The purpose of this activity is for students to: (1) practice verbally communicating recommendations to a prescriber over the phone; (2) practice communicating with a prescriber who does not agree with the student’s recommendation and expresses frustration, anger, and is rushed in the conversation; and (3) formulate a clinically appropriate alternative recommendation “on the spot” and communicate this to the prescriber.
In this formative activity, students are given a clinical scenario in which they are pharmacists in the community pharmacy setting receiving a prescription for a medication that interacts with another medication the patient is currently taking. Students call the prescriber of the new medication, who is portrayed by either faculty, residents, fellows, or teaching assistants, to communicate the drug interaction and provide a therapy recommendation that is safe and effective for the patient. The prescriber is frustrated, angry, rushed, and does not want to implement the student’s first recommendation. Students are then expected to provide an alternative recommendation and communicate this to the prescriber while on the phone with them, if possible. Students are evaluated on their clinical recommendations as well as how they interact with the prescriber when met with resistance. At the conclusion of the conversation, individuals playing the role of the prescriber provide verbal and written feedback on student performance.

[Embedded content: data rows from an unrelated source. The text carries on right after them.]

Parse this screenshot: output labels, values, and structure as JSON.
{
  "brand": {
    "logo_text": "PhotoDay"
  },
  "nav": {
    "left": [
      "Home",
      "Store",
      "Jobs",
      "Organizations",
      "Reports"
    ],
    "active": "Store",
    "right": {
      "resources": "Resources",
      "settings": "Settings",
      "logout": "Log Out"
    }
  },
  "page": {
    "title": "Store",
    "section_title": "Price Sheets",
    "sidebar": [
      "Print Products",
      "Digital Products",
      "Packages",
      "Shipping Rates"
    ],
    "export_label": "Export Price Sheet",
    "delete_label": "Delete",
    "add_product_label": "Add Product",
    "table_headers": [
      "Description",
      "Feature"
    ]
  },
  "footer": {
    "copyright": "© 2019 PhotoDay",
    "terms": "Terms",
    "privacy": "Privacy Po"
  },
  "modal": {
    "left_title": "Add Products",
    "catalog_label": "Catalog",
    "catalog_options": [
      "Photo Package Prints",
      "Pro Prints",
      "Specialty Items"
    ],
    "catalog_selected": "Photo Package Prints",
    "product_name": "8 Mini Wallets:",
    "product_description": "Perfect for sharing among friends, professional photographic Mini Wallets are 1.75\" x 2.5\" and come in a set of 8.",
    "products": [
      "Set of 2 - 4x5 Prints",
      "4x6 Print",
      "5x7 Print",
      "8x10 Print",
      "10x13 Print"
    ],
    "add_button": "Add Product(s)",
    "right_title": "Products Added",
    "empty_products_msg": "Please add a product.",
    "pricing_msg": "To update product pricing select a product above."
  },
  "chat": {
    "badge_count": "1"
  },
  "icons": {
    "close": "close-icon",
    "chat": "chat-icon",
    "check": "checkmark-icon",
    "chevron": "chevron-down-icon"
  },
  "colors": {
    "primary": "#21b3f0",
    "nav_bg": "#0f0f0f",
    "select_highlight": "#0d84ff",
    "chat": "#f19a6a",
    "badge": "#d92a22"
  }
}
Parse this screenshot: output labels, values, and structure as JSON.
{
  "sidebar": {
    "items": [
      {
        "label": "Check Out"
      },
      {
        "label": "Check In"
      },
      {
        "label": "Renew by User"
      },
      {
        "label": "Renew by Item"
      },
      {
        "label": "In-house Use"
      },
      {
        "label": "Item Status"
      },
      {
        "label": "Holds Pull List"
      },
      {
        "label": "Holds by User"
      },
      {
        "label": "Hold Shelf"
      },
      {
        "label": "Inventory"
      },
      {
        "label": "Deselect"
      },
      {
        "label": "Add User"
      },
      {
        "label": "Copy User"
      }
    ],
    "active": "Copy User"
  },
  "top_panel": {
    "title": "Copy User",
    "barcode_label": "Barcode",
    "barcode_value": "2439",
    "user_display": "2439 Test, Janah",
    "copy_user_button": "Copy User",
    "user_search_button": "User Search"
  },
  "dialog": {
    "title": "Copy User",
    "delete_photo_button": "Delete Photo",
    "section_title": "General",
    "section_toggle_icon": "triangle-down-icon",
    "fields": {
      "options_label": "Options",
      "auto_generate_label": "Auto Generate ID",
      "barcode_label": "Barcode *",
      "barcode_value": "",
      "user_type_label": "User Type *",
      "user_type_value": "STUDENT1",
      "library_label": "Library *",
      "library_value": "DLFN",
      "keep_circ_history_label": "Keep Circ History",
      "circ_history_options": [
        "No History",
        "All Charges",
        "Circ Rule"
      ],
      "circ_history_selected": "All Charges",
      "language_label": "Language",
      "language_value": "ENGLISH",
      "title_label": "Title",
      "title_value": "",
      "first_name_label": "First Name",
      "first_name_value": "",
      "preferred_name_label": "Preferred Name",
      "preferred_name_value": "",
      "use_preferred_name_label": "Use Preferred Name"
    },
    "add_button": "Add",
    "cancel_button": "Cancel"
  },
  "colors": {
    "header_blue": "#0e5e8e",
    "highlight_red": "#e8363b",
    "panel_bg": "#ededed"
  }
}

This activity is currently administered in the Professional Program Laboratories (PPL) curriculum at Purdue University College of Pharmacy for 150 students in the third professional (P3) year of a 4-year PharmD curriculum. Students are divided into five laboratory sections of approximately 30 students each. Earlier in the semester, P3 students are ...